The studies were conducted on artificial skin: three-dimensional models built from real human skin cells. The researchers could thus better measure and control small changes in the skin’s delicate balance.
“In the areas adjacent to the cancerous T cells, more of the cytokines, which are normally used to activate the immune system, were secreted. Unfortunately, the cytokines also cause transepidermal water loss and compromise the expression of the skin barrier proteins filaggrin and filaggrin-2, which normally have a protective effect,” explains Niels Ødum.
The skin barrier and filaggrin help to keep the skin cells tightly together. In healthy, uncompromised skin, bacteria cannot slip through.
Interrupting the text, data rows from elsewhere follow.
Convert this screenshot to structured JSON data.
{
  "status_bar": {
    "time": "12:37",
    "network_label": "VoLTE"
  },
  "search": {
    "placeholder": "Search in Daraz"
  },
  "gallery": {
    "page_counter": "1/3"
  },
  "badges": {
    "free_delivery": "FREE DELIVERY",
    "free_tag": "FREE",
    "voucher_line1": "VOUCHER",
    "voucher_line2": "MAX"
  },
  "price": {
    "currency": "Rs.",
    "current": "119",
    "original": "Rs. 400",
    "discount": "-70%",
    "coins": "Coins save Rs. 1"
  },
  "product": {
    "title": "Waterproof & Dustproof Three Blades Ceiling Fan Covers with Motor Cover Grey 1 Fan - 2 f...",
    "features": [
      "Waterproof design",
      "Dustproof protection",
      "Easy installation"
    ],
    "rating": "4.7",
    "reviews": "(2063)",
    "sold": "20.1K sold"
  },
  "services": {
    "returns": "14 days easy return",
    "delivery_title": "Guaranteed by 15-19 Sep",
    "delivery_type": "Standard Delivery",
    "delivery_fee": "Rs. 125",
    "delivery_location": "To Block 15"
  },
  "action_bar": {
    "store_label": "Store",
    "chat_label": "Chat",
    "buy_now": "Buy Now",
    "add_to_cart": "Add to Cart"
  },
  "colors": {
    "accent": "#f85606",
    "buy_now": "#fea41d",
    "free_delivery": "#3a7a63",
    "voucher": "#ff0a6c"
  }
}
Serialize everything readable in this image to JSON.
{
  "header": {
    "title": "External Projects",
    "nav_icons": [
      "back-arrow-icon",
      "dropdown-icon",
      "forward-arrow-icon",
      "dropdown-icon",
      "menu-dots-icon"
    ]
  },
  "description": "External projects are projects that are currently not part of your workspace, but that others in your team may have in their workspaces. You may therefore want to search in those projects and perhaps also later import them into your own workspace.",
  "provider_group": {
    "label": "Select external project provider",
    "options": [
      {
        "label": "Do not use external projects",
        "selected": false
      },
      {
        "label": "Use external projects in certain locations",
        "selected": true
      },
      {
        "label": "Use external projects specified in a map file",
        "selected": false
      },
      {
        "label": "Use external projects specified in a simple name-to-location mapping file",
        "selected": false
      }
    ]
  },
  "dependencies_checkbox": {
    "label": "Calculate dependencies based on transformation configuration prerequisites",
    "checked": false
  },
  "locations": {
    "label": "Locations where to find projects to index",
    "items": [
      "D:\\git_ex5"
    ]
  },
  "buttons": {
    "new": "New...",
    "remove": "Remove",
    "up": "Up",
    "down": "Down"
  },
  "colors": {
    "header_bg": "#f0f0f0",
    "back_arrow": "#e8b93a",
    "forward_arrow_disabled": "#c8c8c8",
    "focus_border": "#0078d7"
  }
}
The new research now provides an important part of the reason why the skin is destroyed and thus creates a breeding ground for serious infection.
“A compromised skin barrier provides ideal growth conditions for bacteria such as staphylococci. Previous research has even shown that the infections did not merely result from cutaneous T-cell lymphoma but also accelerate its development. Staphylococci, for example, secrete a toxin that can cause cancer cells to divide faster and thus become more malignant. So the bacteria and cancer cells seem to reinforce each other’s presence,” says Niels Ødum.
JAK1 inhibitors are a mechanism for counteracting the repression of filaggrins and a clinically approved JAK inhibitor called tofacitinib is already used to treat rheumatic diseases.
“This means we do not need to start from scratch with testing the drug. We expect that we can rapidly offer it to some patients in a trial and then determine whether it actually works in the way we expect or not,” explains Niels Ødum.
Under Niels Ødum’s leadership, the new results have been achieved through a unique collaboration that cuts across several disciplines and institutions, with the participation of researchers from the University of Copenhagen led by PhD student Maria Gluud in close collaboration with Lars Iversen and his team at the Department of Dermatology, Aarhus University Hospital and Maria Rørbæk Kamstrup, a doctor at the Department of Dermatology, Bispebjerg and Frederiksberg Hospital in Copenhagen.
The group is now optimistic about the future treatment of cutaneous T-cell lymphoma.
“We hope we can create a trivalent treatment somewhat like the one for tuberculosis. We are already testing completely new substances that can reduce the number of infections and thus remove the extra fuel they give to cutaneous T-cell lymphoma. With our new results, we can probably remove the skin barrier defects and thus the severe discomfort and increased risk of infection they cause. Finally, we need to find a treatment, and promising trials are also underway. So we are very optimistic about one day being able to completely cure the disease, although there is still a long way to go,” concludes Niels Ødum.